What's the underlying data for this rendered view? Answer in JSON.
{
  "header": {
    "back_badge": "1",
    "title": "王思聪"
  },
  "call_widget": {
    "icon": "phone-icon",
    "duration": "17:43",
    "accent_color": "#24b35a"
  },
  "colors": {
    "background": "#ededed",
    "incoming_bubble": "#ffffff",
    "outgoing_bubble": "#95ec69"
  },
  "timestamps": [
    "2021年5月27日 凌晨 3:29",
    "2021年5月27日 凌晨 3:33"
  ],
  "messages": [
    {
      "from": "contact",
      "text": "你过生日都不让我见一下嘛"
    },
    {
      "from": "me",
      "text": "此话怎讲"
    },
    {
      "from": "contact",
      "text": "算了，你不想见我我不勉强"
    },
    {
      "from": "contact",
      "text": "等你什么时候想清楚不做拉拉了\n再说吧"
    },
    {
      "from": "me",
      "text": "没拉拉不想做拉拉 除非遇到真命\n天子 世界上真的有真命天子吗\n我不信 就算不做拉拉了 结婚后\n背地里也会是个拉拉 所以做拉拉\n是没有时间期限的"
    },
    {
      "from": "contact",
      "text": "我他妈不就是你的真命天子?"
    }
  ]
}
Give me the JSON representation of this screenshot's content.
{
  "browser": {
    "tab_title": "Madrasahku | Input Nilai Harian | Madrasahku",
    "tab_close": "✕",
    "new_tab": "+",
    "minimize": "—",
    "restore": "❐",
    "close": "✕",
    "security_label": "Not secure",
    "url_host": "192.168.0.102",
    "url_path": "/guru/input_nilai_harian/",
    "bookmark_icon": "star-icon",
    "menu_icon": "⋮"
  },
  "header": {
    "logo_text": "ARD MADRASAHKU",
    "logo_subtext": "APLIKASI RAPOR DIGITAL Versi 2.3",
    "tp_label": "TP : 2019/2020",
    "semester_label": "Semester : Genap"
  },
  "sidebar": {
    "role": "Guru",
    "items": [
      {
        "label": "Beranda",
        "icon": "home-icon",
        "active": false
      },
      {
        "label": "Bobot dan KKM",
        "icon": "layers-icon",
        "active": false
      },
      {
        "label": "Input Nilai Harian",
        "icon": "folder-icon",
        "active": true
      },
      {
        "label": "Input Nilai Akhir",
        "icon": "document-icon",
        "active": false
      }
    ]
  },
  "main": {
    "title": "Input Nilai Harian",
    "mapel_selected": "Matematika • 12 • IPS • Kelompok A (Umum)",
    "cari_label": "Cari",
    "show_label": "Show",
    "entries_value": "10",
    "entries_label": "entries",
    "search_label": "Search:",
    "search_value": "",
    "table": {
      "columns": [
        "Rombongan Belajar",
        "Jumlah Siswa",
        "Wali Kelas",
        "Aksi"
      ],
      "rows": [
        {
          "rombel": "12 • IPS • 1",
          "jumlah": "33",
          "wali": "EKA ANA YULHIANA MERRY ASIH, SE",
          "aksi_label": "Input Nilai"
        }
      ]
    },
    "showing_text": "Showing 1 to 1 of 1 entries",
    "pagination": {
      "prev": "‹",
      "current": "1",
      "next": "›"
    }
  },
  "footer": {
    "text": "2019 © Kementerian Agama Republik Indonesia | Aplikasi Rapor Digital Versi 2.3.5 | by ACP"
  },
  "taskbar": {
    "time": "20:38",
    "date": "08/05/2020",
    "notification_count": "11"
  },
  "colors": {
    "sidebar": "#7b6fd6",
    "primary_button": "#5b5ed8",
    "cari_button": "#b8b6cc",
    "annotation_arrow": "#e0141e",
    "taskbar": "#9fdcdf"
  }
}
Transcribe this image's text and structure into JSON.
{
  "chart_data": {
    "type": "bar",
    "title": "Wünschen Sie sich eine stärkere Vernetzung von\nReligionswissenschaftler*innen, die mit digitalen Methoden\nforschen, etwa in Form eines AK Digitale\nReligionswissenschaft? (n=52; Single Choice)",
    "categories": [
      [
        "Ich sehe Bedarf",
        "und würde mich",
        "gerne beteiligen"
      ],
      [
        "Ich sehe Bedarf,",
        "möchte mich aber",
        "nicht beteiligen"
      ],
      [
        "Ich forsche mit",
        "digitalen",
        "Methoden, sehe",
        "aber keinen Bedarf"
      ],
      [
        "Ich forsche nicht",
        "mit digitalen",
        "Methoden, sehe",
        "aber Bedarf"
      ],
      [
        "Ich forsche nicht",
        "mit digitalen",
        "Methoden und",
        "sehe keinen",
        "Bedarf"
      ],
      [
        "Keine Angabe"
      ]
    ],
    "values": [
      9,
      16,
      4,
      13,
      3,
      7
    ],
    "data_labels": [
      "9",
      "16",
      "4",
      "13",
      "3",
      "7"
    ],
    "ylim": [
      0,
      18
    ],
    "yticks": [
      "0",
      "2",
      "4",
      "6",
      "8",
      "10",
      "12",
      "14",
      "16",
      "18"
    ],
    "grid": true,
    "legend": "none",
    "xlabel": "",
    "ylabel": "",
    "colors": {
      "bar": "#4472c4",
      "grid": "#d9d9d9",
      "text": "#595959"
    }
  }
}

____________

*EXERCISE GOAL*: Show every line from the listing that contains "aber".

*EXPECTED ANSWER*:
        "möchte mich aber",
        "aber keinen Bedarf"
        "aber Bedarf"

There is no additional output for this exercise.